The ancient Hebrews put their writings in the Temple where the priests could read it, refer to it, and presumedly teach it.  It was the best way they knew to preserve and spread the information.

Now, information is everywhere and it's free.  Nobody wants to pay a fifty cents for a daily newspaper.  The teachings of all religions are freely available.

At one point the social organization of the church was the means of disseminating the information.  The gathered community engaged in a ritual which communicated the teaching; even the architecture of the building commun…

Institutes of Interdependence

Barbara Ehrenreich observes that in America, there are two "middle-classes".  One is a "Business" middle-class who work in the for-profit sector, from small business to corporations to the financial industry.  The other is the "Professional Intellectual" middle-class, whose good incomes and good jobs are dependent on their education.

The former is more an inherited status; the latter is more fluid.  There is room for upward mobility, as people go to college and get more professional degrees.

One difference between the two varieties of middle-class is institutional loyalty.  You get ahead in the business middle-class by fitting in and being loyal -- a team player.  You get ahead in the intellectual middle-class by being different.

This matters in UU churches and congregations which are religious hangouts for the intellectual middle class.

For a long time, the plurality of UU's were people who had already showed their lack of loyalty to another faith …
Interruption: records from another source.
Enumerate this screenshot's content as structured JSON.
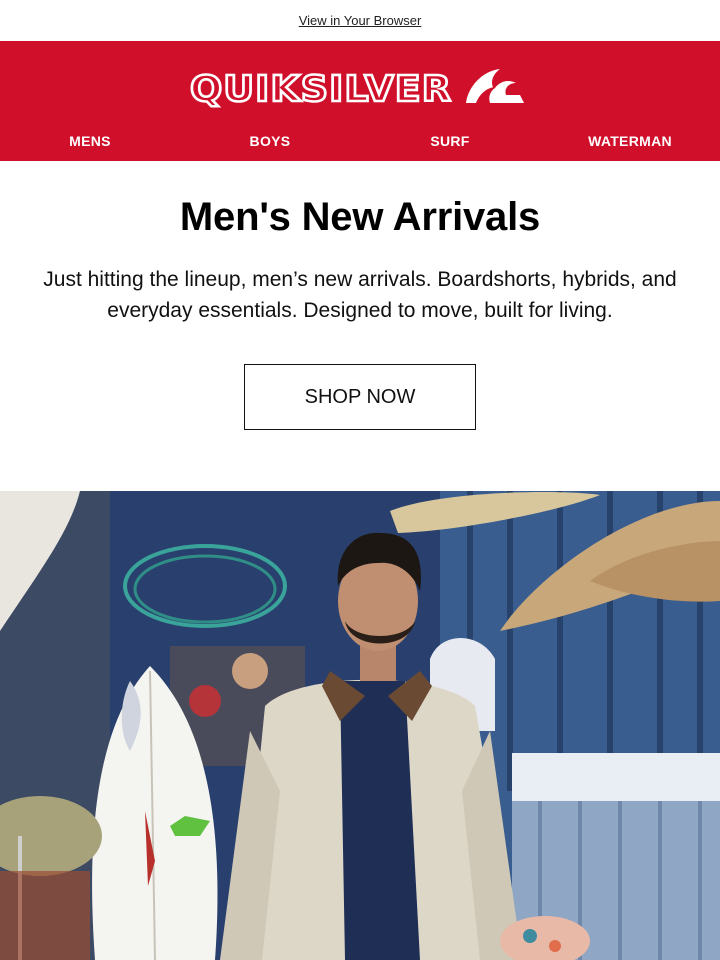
{
  "topbar": {
    "view_in_browser": "View in Your Browser"
  },
  "brand": {
    "name": "QUIKSILVER",
    "color": "#d0102b"
  },
  "nav": {
    "items": [
      "MENS",
      "BOYS",
      "SURF",
      "WATERMAN"
    ]
  },
  "hero": {
    "title": "Men's New Arrivals",
    "body": "Just hitting the lineup, men’s new arrivals. Boardshorts, hybrids, and everyday essentials. Designed to move, built for living.",
    "cta_label": "SHOP NOW"
  },
  "photo": {
    "subject": "man in white jacket standing in surf workshop with surfboards"
  }
}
Class is a Consciousness, not a Category

Class is not about income.

Class is not about education.

Class is not about manners or gentility.

A class is a group of people who have had shared a similar life experience in economic life, enough so that it has shaped their worldview.  Classes are shaped by history, and the consciousness that they create persist through generations, even though the formative experiences may have faded, or have been transformed by memory.

Remember the Republican convention of 2012.  Who can forget such good times?  Speaker after speaker describes the story of their family over generations.  The usual elements were the ancestor who came from Europe with nothing, but a strong back and skilled hands, and how he worked hard, and made enough money to rise up the ladder, and then the war, and a more education and all culminating in me, a greasy lawyer/politician sleazeball who has turned myself into a corporate spokesmodel for the Koch brothers.  Yay America!

That story is the story of a class, and an expr…

Why the word "classism" gives me the creeps.

I know that I used the word "classism" in the title of a recent post.  I inadvertently left out the ironic quotation marks around it.  So sorry.  The word gives me the creeps because I hear the word used as though "classism" is another form of prejudice and oppression -- another addition to the long list of "isms" that starts with racism and ends, for now, with something like "lookism".   Along the way, there are few "-phobias" thrown in for variety, like "homo-", "trans-" and "fat-"  And if anyone suggests substituting the word "workerphobia" for "classism", I will lose my lunch.

Somehow including "class" in this list of traits that people use to oppress others strikes me as trivializing it.

I get the idea that people think that UU churches need some sort of 'welcoming congregation' program to make themselves less classist.

And I also get the idea that people view &…